Moses was in ‘the backside of the desert’, says the King James Bible. (Exodus 3:1) I’d steer clear of that expression, but there might have been times when Moses was tempted to use it. The desert drop-out stood before the burning bush a broken man, haunted by his inadequacy. (Exodus 4:10-14) He was so long in the tooth that ivory hunters must have started asking after his health. And excuses! When God called him, this word-masher’s comeback was packed with more ‘buts’ than a church pew on Easter morning. As he tried to stammer home his point, he even had the audacity to imply that his deficiencies were bigger than God. What’s a stutter to the One who fashions mouths? What’s a mental block to the Maker of minds?
Poor old tongue-twister – one foot in the grave, and the other in his mouth. Yet it was Moses the word-slurping geriatric, not Moses the headstrong royal, who was on the brink of greatness.
Forty years earlier, fresh from his Egyptian education, strong in body, high in status and political pull, he was keen to help God’s people. But heaven had no use for a budding superstar. Heaven was waiting for a bumbling sheep-minder.
Viewed from the final side of the grave, everything tackled in one’s own strength fizzles. (Compare John 15:5) Only through God could Moses’ splash in time ripple for all eternity. Perhaps it took the full forty years for this realization to become an unshakeable conviction, but it was worth the wait. It became the secret of Moses’ strength, ridding him of the arrogant independence that would otherwise have fouled his service. He was the meekest man on earth. (Numbers 12:3 ff) This precious quality is adorned with exquisite promises.
‘The meek will he guide . . .
‘The meek will increase their joy in the Lord.’ (Isaiah 29:19)
‘The meek will inherit the earth.’ (Matthew 5:5)
Humility – joyous dependence upon the Lord – is the road to honor. (Proverbs 15:33 b; James 4:10; 1 Peter 5:6-7) The glitter at the end of other roads is a mirage. (Luke 14:11; Proverbs 16:25)
There was a young man with rashes;
(If you wrote poetry like this, you’d be humble, too.)
The issue of pride and humility is a deathtrap strewn with confusion and false concepts.
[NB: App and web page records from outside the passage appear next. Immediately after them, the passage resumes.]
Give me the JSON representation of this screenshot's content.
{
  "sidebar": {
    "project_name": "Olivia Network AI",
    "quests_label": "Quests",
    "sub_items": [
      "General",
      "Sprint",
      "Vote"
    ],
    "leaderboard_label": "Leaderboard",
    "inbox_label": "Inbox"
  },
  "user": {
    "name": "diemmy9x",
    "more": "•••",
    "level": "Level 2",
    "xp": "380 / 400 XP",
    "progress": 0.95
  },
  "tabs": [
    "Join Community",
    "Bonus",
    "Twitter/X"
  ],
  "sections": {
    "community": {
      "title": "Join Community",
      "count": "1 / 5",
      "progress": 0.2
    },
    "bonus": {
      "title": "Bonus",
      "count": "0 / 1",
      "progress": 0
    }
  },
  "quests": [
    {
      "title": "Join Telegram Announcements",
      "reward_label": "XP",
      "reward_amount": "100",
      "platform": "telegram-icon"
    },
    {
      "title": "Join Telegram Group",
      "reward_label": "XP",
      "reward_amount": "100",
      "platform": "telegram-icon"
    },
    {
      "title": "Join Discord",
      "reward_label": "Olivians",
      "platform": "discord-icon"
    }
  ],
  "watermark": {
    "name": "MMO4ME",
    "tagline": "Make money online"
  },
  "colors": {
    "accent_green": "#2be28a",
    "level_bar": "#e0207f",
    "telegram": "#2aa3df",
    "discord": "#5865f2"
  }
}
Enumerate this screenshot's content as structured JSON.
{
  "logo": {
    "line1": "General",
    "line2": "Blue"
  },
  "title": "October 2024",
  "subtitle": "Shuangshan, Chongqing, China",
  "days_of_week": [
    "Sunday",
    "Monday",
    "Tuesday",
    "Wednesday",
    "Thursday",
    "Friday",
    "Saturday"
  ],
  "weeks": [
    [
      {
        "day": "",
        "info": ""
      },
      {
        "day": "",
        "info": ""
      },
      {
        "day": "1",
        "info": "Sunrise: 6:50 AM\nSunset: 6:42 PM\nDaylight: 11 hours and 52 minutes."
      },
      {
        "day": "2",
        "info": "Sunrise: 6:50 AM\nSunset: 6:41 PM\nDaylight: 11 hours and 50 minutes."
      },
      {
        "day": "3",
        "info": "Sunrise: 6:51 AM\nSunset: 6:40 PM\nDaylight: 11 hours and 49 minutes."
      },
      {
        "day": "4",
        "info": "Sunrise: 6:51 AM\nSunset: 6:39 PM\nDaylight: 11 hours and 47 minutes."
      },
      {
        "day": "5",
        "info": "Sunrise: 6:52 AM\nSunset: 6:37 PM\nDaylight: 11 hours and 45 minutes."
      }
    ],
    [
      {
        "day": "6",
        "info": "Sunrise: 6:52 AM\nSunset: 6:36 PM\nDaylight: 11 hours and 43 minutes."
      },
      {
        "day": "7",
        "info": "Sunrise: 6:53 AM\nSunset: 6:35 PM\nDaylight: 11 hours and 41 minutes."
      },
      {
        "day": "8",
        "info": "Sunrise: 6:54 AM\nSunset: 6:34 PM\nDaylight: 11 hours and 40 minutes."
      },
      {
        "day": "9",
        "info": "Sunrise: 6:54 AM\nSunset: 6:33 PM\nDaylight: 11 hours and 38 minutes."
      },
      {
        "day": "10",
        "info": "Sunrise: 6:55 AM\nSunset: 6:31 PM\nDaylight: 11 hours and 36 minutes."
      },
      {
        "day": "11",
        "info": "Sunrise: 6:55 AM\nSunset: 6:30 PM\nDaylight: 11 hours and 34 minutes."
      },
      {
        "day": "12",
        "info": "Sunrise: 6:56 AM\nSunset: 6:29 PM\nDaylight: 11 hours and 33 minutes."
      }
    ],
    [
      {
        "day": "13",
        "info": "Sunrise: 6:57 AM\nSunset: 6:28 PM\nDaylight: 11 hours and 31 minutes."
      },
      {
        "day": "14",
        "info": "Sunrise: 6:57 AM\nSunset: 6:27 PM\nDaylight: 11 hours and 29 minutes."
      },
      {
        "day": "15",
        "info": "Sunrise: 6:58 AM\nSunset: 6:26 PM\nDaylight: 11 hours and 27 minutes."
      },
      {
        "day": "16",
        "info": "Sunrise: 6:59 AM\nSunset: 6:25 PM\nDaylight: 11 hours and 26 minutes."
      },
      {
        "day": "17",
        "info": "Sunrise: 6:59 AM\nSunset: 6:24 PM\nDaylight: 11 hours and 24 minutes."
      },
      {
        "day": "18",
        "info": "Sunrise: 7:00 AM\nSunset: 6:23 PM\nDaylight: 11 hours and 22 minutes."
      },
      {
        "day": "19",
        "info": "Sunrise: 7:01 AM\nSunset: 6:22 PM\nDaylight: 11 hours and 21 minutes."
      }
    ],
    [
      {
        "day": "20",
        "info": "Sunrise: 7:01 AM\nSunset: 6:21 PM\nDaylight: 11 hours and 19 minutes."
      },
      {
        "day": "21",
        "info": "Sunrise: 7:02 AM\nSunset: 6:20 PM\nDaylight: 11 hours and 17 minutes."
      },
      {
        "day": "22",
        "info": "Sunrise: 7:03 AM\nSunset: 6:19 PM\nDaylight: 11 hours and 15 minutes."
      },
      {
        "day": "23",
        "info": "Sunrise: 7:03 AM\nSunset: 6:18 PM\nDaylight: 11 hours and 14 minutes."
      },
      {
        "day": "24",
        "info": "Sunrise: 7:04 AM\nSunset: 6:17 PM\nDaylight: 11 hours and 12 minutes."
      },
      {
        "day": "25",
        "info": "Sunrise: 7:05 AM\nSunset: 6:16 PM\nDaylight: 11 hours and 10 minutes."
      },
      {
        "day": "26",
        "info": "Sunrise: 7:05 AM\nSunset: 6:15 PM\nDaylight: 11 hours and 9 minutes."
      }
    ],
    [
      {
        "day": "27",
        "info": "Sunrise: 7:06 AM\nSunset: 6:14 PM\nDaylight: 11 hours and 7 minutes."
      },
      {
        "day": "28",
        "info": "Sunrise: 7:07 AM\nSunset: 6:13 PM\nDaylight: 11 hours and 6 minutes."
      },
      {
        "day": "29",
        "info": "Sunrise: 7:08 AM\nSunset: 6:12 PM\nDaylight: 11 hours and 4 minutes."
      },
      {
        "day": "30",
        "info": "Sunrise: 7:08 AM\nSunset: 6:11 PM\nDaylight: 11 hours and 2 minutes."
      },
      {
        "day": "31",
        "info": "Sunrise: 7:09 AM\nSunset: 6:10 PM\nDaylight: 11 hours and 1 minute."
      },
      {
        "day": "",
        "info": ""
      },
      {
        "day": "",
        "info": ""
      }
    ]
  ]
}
Let’s clear this minefield before anyone else is hurt. We’ll begin with the analogy of a lamb in Bible times.
There’s a pride that says, ‘I can find better pasture than the Shepherd. I’ll always find water. I can handle bears, and lions are probably a myth invented by the Shepherd so he can dominate me.’
Few of us are in danger of such stupidity. Our danger is the independent spirit that says, ‘I adore my wonderful Shepherd, but that grass over the rise looks particularly juicy. I’ll just wander over. I’m growing up. I’ve been out of sight before and everything went fine. If a lion comes I’m sure I can bleat loud enough and the Shepherd can run fast enough . . . ’
There’s an attitude masquerading as humility that beats itself miserable. ‘I’m dumb. I’m ugly. I’m hopeless.’ Give no room to this imposter. But there’s a humility that rejoices in the certainty that the Shepherd knows best. Having abandoned faith in itself or in luck, it puts all its hope in the Shepherd, believing that to leave him out of sight for a second is to flirt with disaster. This virtue hugs the Shepherd, delighting in his every whisper, feasting on his goodness. Sometimes humility is led over rocky terrain but ultimately it enjoys the best pasture and the highest security. Not only is it not mauled by predators, it produces the best wool and the best offspring. It sometimes staggers up hills to stay with its Shepherd but it frolics in the warmth of the Shepherd’s love.